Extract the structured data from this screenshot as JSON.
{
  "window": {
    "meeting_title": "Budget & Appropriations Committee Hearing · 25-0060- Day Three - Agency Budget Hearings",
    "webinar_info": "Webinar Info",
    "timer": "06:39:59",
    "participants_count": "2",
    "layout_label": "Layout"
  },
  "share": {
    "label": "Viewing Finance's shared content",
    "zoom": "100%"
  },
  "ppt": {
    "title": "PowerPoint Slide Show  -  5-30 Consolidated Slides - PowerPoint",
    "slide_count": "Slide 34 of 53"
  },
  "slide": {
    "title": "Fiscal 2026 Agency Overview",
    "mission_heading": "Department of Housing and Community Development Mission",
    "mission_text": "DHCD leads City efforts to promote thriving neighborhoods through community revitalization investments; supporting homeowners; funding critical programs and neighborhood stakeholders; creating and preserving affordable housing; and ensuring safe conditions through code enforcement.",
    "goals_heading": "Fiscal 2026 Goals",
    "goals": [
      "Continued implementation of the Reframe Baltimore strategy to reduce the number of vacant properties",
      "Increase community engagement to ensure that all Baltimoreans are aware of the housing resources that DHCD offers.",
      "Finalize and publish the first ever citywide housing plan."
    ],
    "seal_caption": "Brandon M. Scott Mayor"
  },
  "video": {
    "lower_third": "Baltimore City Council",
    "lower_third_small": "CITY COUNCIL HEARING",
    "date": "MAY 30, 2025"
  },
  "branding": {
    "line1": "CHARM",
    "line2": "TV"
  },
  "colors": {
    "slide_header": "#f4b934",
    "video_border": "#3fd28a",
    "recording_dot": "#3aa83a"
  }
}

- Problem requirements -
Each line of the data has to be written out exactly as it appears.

- Exercise answer -
Extract the structured data from this screenshot as JSON.
{
  "window": {
    "meeting_title": "Budget & Appropriations Committee Hearing · 25-0060- Day Three - Agency Budget Hearings",
    "webinar_info": "Webinar Info",
    "timer": "06:39:59",
    "participants_count": "2",
    "layout_label": "Layout"
  },
  "share": {
    "label": "Viewing Finance's shared content",
    "zoom": "100%"
  },
  "ppt": {
    "title": "PowerPoint Slide Show  -  5-30 Consolidated Slides - PowerPoint",
    "slide_count": "Slide 34 of 53"
  },
  "slide": {
    "title": "Fiscal 2026 Agency Overview",
    "mission_heading": "Department of Housing and Community Development Mission",
    "mission_text": "DHCD leads City efforts to promote thriving neighborhoods through community revitalization investments; supporting homeowners; funding critical programs and neighborhood stakeholders; creating and preserving affordable housing; and ensuring safe conditions through code enforcement.",
    "goals_heading": "Fiscal 2026 Goals",
    "goals": [
      "Continued implementation of the Reframe Baltimore strategy to reduce the number of vacant properties",
      "Increase community engagement to ensure that all Baltimoreans are aware of the housing resources that DHCD offers.",
      "Finalize and publish the first ever citywide housing plan."
    ],
    "seal_caption": "Brandon M. Scott Mayor"
  },
  "video": {
    "lower_third": "Baltimore City Council",
    "lower_third_small": "CITY COUNCIL HEARING",
    "date": "MAY 30, 2025"
  },
  "branding": {
    "line1": "CHARM",
    "line2": "TV"
  },
  "colors": {
    "slide_header": "#f4b934",
    "video_border": "#3fd28a",
    "recording_dot": "#3aa83a"
  }
}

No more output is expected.